We’ve all got bills – and the state of Texas does, too. Bills are nothing to be afraid of, if you can manage them. If you miss some payments or take on more debt than is healthy, your credit score will go down and your interest rates will go up. Suddenly, your debt has become overwhelming.
Currently, Texas has a AAA credit rating, the best there is, so it’s less expensive for the state to borrow money and it makes for a hospitable business environment. Texas Comptroller Glenn Hegar has issued a warning about the state’s credit rating and its rainy day fund, which helps the state keep up with its long term liabilities.
“We need to reform the way that we manage that,” he says. “If we do not pay attention to our long term liabilities, then I think sometime in the near future Texas could see a downgrade in our credit rating.”
The Rainy Day Fund, or the Economic Stabilization Fund, currently has $11 billion in it.
Hegar says the Rainy Day Fund is sitting “in the treasury pool” and functions as overnight cash.
“That means that my office is not able to earn enough interest to cover what the inflationary cost of that money is,” Hager says. “We can’t earn enough interest on it. That means next year the purchasing power of that money has gone down.”
Hegar suggests putting the money in an endowment fund, similar to the structure that universities use. This would allow the money to grow over time and to be there if and when the state needs it down the line. But Hager doesn’t want to be hasty about investing the money.
“Markets are something that’s long term. There are highs and there are lows,” he says. “You don’t try to invest it all at once. You time it very strategically.”

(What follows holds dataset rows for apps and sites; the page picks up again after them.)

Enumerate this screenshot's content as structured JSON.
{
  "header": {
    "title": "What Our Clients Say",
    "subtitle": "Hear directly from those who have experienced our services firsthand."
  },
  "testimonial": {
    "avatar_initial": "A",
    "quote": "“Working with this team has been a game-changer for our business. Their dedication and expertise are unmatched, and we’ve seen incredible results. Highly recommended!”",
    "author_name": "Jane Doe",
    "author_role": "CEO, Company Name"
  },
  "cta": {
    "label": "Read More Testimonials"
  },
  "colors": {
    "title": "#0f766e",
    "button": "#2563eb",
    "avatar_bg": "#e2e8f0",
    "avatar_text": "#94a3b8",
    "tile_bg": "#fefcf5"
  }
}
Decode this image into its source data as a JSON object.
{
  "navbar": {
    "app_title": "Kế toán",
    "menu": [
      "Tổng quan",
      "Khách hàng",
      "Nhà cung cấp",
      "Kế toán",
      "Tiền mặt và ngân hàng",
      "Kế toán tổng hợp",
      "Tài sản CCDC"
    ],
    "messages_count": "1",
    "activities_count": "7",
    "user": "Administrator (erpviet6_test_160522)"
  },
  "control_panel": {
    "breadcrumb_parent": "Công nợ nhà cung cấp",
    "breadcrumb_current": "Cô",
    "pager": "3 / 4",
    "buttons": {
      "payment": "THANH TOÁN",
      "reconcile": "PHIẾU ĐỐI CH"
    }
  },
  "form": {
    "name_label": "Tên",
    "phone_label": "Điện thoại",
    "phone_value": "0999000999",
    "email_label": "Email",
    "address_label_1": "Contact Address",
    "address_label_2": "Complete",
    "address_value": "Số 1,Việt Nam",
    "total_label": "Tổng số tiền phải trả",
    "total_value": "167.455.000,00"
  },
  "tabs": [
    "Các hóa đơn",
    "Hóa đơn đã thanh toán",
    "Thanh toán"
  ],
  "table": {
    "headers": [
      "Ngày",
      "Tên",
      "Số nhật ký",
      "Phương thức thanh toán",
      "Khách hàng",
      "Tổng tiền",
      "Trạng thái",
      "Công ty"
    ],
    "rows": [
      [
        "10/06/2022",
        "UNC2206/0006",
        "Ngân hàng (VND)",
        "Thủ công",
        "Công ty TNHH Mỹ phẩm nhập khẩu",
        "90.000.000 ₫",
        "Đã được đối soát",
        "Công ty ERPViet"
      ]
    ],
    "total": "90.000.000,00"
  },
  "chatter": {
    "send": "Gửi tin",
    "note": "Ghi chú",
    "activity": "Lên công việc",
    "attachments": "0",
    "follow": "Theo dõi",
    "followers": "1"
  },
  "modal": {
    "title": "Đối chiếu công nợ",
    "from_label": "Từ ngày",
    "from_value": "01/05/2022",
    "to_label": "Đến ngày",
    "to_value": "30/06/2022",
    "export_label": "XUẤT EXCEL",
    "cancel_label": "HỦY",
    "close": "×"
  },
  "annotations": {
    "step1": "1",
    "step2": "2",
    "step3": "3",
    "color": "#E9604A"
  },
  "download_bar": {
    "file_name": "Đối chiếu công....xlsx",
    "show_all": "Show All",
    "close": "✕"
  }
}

Hager wants to make sure the state invests defensively and mitigates the risks. The goal is to avoid the drop in the credit rating that would come with the state getting behind on its long term liabilities.
Written by Jeremy Steen